Drivers claimed more than £3m compensation for pothole damage in Britain last year, with the number of applications to councils going up, a survey by the RAC Foundation suggests
Nearly all local authorities responded to the poll, which found the most claims were in Surrey, Essex and Kent.
But less than a quarter of the 48,664 applications resulted in a payment.
Ministers highlight the £4.7bn provided for roads in England since 2010 but the RAC says more funding is needed.
The Freedom of Information requests by the RAC Foundation into the claims made in the 2013-14 financial year generated responses from 200 out of 207 local highways authorities in England, Scotland and Wales
According to the RAC Foundation, there was an increase of 2,525 claims on the previous year.
The total value of successful claims was £3.2m, with an average payout of £286, down from £357 in 2012-2013. The RAC Foundation also said that each claim, even those which were not successful, cost £147 in administration charges.
England – 42,662 claims, 9,792 successful – £2.9m compensation paid (146 out of 153 councils responded to survey)
Scotland – 4,511 claims, 1,126 successful – £228,000 compensation (32 out of 32 councils responded)
Wales – 1,491 claims, 266 successful – £73,000 compensation (22 out of 22 councils responded)
Source: RAC Foundation
Prof Stephen Glaister, director of the RAC Foundation, said: “Many drivers will be put off by the time involved in claiming against a council, and many councils do their best to deter claimants coming forward.”

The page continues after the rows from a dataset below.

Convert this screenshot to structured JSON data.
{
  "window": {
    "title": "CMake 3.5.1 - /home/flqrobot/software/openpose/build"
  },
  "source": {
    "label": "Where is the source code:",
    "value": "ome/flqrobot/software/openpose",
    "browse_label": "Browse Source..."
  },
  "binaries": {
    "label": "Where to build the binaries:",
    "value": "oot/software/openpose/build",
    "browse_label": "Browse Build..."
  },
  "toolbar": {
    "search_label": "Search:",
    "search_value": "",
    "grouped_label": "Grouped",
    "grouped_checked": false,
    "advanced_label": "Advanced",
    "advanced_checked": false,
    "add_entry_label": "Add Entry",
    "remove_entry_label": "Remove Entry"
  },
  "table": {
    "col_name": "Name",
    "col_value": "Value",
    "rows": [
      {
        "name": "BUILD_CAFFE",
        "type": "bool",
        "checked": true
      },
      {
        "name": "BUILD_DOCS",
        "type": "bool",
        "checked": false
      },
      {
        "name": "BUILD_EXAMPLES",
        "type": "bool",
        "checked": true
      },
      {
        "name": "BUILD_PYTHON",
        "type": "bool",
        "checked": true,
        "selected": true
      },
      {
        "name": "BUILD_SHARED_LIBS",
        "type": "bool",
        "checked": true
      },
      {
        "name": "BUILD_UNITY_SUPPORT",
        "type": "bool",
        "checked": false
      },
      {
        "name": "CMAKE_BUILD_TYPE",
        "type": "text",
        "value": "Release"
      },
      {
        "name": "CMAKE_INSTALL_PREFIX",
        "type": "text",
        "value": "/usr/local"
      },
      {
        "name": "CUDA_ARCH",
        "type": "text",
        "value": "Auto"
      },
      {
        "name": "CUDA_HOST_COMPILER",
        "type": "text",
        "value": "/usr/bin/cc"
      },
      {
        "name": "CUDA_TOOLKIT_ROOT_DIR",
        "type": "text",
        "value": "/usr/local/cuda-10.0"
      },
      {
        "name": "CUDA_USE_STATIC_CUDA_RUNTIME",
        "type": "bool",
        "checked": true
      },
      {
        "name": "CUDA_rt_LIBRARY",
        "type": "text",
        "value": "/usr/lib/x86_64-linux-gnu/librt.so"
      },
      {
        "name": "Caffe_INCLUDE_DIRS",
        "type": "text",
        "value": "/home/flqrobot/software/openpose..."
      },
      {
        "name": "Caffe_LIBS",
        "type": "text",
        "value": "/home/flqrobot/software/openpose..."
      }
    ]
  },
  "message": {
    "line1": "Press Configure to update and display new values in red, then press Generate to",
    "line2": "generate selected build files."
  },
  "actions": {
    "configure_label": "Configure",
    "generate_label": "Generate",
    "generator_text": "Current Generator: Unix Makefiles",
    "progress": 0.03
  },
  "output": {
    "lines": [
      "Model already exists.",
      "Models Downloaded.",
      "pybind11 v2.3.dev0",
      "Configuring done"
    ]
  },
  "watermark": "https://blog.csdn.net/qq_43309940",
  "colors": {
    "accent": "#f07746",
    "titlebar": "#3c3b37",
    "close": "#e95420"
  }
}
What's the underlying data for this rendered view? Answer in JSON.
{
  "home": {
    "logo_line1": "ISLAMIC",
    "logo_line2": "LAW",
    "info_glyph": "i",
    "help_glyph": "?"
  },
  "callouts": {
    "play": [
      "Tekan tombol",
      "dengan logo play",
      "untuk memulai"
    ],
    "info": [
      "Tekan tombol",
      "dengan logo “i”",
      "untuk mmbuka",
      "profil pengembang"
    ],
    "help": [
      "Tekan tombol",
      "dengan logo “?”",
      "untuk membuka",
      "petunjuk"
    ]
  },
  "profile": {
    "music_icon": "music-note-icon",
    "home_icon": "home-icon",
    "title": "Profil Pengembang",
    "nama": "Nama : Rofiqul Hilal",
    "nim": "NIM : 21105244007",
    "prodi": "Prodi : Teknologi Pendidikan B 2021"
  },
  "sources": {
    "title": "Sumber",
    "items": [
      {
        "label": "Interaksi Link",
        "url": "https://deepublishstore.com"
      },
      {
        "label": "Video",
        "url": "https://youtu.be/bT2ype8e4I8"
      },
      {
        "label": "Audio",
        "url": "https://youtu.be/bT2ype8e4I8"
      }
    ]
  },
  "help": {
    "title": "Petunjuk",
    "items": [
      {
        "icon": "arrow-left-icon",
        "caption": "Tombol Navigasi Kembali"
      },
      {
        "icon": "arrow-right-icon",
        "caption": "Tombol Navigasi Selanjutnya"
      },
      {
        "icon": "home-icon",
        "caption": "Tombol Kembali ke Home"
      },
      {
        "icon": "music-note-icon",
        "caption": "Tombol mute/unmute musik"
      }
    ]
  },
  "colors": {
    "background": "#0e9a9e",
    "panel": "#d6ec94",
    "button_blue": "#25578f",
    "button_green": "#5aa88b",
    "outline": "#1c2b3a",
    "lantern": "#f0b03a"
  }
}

Road users and businesses are justifiably sick and tired of having their vehicles damaged because of Britain’s pothole crisis”
Michael Dugher Labour’s shadow transport secretary
He suggested roads – not the high-speed train project HS2 – should be top of the government’s transport spending list, because they were a “vital infrastructure network” where the majority of journeys took place.
Prof Glaister added: “The fundamental problem lies not at the doors of our town halls but with central government. Despite occasional one-off grants related to periods of harsh weather, they are simply not giving councils enough money to keep their road networks up to scratch.”
The RAC said government cuts had led to a real-terms fall in spending on roads.
Labour’s shadow transport secretary Michael Dugher said the RAC Foundation survey showed the “desperate state our local roads have got to under David Cameron”.
“Hard-pressed road users and businesses are justifiably sick and tired of having their vehicles damaged because of Britain’s pothole crisis,” he said.
A Department for Transport spokeswoman said: “Good local roads are vital for our transport network and it is for local councils to maintain them properly…
“As part of our long-term economic plan, we will also spend a further £6bn between 2015 to 2021 providing councils the certainty they require to plan how they will keep their roads well maintained.”